My research interests really developed along the way to understanding my professional identity, but the discrepancy between the acknowledgement and focus on scientific accomplishments in psychology between China and the U.S. motivated me to learn the best I can while I’m here. I also noticed that people conceptualize problems in research differently depending on their background. For example, what theories are used to understand a phenomenon/behavior, how these may be studied, and what problems are prioritized for research differ between China and the U.S. Having a different cultural upbringing gave me a new perspective to bring to the table here. On the other hand, having exposure to people’s perspectives here helped me reevaluate the things I learned in the past. This has been an important stage in my development as a scientist.

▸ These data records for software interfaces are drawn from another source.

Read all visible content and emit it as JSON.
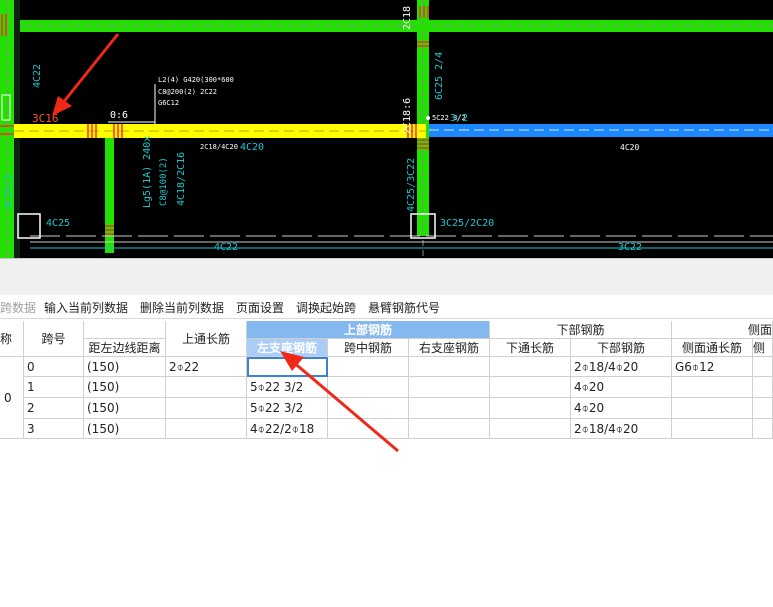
{
  "cad": {
    "labels": {
      "top_vertical": "2C18",
      "left_vertical": "4C22",
      "beam_top_left": "3C16",
      "ratio": "0:6",
      "beam_spec_1": "L2(4) G420(300*600",
      "beam_spec_2": "C8@200(2) 2C22",
      "beam_spec_3": "G6C12",
      "middle_right_v1": "2C18:6",
      "middle_right_v2": "6C25 2/4",
      "beam_right": "5C22 3/2",
      "beam_left_lower": "2C18/4C20",
      "beam_left_bottom": "4C20",
      "right_beam_bottom": "4C20",
      "left_col_lower": "3C25/2",
      "lg_spec": "Lg5(1A) 240x",
      "lg_spec_2": "C8@100(2)",
      "lg_spec_3": "4C18/2C16",
      "lower_left_beam": "4C25",
      "mid_col_lower": "4C25/3C22",
      "lower_right_beam": "3C25/2C20",
      "bottom_left": "4C22",
      "bottom_right": "3C22"
    },
    "colors": {
      "green": "#22e000",
      "yellow": "#ffff00",
      "blue": "#1b88ff",
      "red": "#ff2a1a",
      "cyan": "#18c8d0",
      "white": "#ffffff"
    }
  },
  "toolbar": {
    "items": [
      {
        "label": "跨数据",
        "disabled": true
      },
      {
        "label": "输入当前列数据",
        "disabled": false
      },
      {
        "label": "删除当前列数据",
        "disabled": false
      },
      {
        "label": "页面设置",
        "disabled": false
      },
      {
        "label": "调换起始跨",
        "disabled": false
      },
      {
        "label": "悬臂钢筋代号",
        "disabled": false
      }
    ]
  },
  "grid": {
    "headers": {
      "name_partial": "称",
      "span_no": "跨号",
      "left_edge_dist": "距左边线距离",
      "top_through": "上通长筋",
      "upper_group": "上部钢筋",
      "left_support": "左支座钢筋",
      "mid_span": "跨中钢筋",
      "right_support": "右支座钢筋",
      "lower_group": "下部钢筋",
      "bottom_through": "下通长筋",
      "bottom_bar": "下部钢筋",
      "side_through": "侧面通长筋",
      "side_group_partial": "侧面",
      "side_partial": "侧"
    },
    "rows": [
      {
        "span": "0",
        "dist": "(150)",
        "top_through": "2⌽22",
        "left_support": "",
        "mid": "",
        "right_support": "",
        "bottom_through": "",
        "bottom": "2⌽18/4⌽20",
        "side": "G6⌽12"
      },
      {
        "span": "1",
        "dist": "(150)",
        "top_through": "",
        "left_support": "5⌽22 3/2",
        "mid": "",
        "right_support": "",
        "bottom_through": "",
        "bottom": "4⌽20",
        "side": ""
      },
      {
        "span": "2",
        "dist": "(150)",
        "top_through": "",
        "left_support": "5⌽22 3/2",
        "mid": "",
        "right_support": "",
        "bottom_through": "",
        "bottom": "4⌽20",
        "side": ""
      },
      {
        "span": "3",
        "dist": "(150)",
        "top_through": "",
        "left_support": "4⌽22/2⌽18",
        "mid": "",
        "right_support": "",
        "bottom_through": "",
        "bottom": "2⌽18/4⌽20",
        "side": ""
      }
    ],
    "left_marker": "0"
  },
  "annotation_colors": {
    "arrow": "#f02818"
  }
}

For clinical work, I have found that working with other international students is a really rewarding experience because I really understand and resonate with their experiences and struggles. In a broader sense, if I work with someone with concerns related to immigration or cultural identity I feel that I can quickly understand and empathize with them. This has helped me considerably in my clinical work. At the beginning of my training, I was unsure of my language abilities as a clinician, particularly when doing psychotherapy, and this added to my insecurity, but this is less of a concern for me now. I found that people do understand what I’m saying and if they don’t they’ll just ask. I had similar concerns about whether I would have limited culture-specific knowledge that was important to my clients or relevant to their clinical presentations. When you have quality training, focus, and immersion in the clinical issues at hand, all these concerns and insecurities will be sorted out. Actually, all therapy and clinical work requires cultural knowledge so in many cases my background is an asset, and all students, international and domestic, have the same task essentially; we all work to approach culture with humility and openness and do our best to limit the influence of biases and preconceived notions. There’s a learning curve for everyone.
What resources do you think would be helpful if made available by universities?
The most important resource for international students is information. There are so many rules and restrictions we have to abide by and sometimes our departments don’t know all of these. Communication between programs and other essential offices (like the office for international students) becomes essential, and I found that students often have to be the messenger between them. Understanding the opportunities available also becomes important. There are some scholarships and grants that may be especially for us, and others that we may not be eligible for and all that information is really important. I also think having resources for students who may be struggling with language skills would help a lot, particularly in the social sciences and other fields with technical language.
What do you wish you knew before starting graduate school, and what advice would you give to other international students?
By Rebekah R. Adair (2021-2022 Campus Representative Coordinator)
Being in graduate school, or just a student in general, can be time consuming – feeling like you never have enough time in a day to complete needed tasks, let alone leisure activities. One thing that I’ve found meets the leisure, yet continuing pursuit of knowledge, is listening to podcasts while doing “mindless” tasks (i.e., getting ready to head to campus, driving to campus, leaving campus, repeat). Below is a list of academic bases podcasts that might be a quick listen when you want to “get away” but still feel productive. Enjoy!
About the Editor:
The American Psychology-Law Society (Division 41 of the American Psychology Association) Student Committee is composed of elected student leaders representing the interests of our student members.